(RRSP), a RRSP,registered retirement income fundA Registered Retirement Income Fund is a plan that allows participants to defer taxes on investment income. The funds held in a RRIF are usually transferred from an RRSP.
Unlike with an RRSP, participants in a RRIF must withdraw a minimum amount each year (as with a LIRA).
Amounts withdrawn are taxable, as with an RRSP. 
(RRIF), a locked-in retirement accountA Locked-In Retirement Account (LIRA) is generally used for investing money coming from a Supplemental Pension Plan (SPP). The income generated by the investments in a LIRA is not taxable as long as it remains in the LIRA. To move money out of a LIRA, it must either be transferred to a Life Income Fund (LIF) or used to buy a life annuity from an insurance company. (LIRA), an annuity contract or another VRSP, for example).

For employer contributions (if applicable) and any returns on them:

Withdrawals are not generally permitted.

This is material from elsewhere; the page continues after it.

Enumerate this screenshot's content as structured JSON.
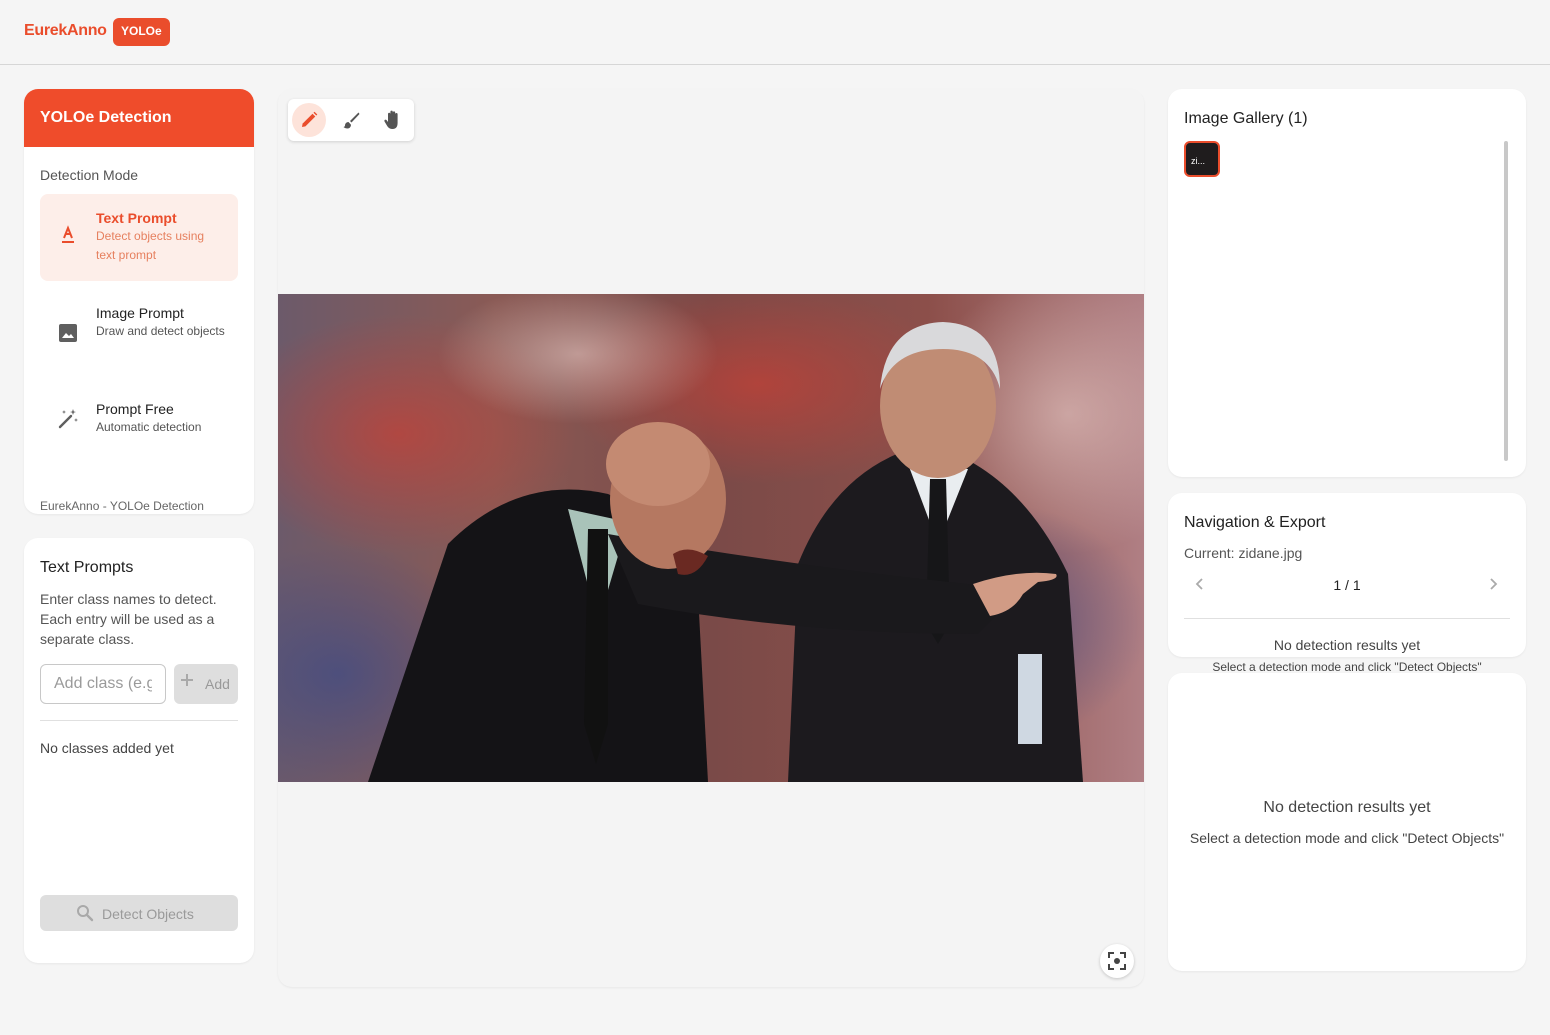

However, you can transfer amounts under certain specific circumstances (in the event of termination of employment or when you reach the age of 55, for example). These amounts can be transferred to a supplemental pension plan (SPP), life income fund (LIF), locked-in retirement account (LIRA), annuity contract or another VRSP.

Contact the plan administrator for more details.

What amounts will be paid upon retirement?

It depends on the amounts accumulated.

The VRSP and income tax

Does making contributions result in tax savings?

Yes. Contributions are deductible from taxable income. For income taxes, a VRSP is similar to an RRSP.

Is income tax payable on the employer’s contribution?


Is the investment income taxable?

No. The amounts accumulate tax-free as long as they remain in the plan.

Are withdrawals taxable?

Yes. The amounts withdrawn from the plan must be added to taxable income.

VRSP – A concrete example

Jérôme contributes to a VRSP.

  • His salary: $50,000 per year.
  • His VRSP contribution: 4% per year.
  • His employer’s contribution: nothing.
  • His marginal tax rateThe marginal tax rate is a percentage of tax to be paid; it is not calculated on total income (unlike the tax rate), but only on the last dollar earned.
    It answers the question: “If I had earned $1 more, how much additional tax would I have paid?”  
    : 40%.
  • The annual return on the amounts invested in the VRSP: 5%
  • His salary increase: 2% per year.

VRSP contributions are deducted directly from his pay. Jérôme’s employer therefore deducts 4% of his salary every pay period and deposits the money to Jérôme’s VRSP (the money belongs to Jérôme, not his employer). After the first year, Jérôme will have invested $2,000 in his VRSP (4% of $50,000).

VRSP contributions are deductible from his taxable income. Jérôme will pay income tax on salary income of $48,000 instead of $50,000. This represents tax savings or a tax advantage of $800 (or 40% of $2,000).

Over a period of 20 years, with an annual return of 5%, Jérôme will have accumulated approximately $79,680 in his VRSP.

When Jérôme starts to withdraw money from his VRSP, the withdrawals will be added to his taxable income.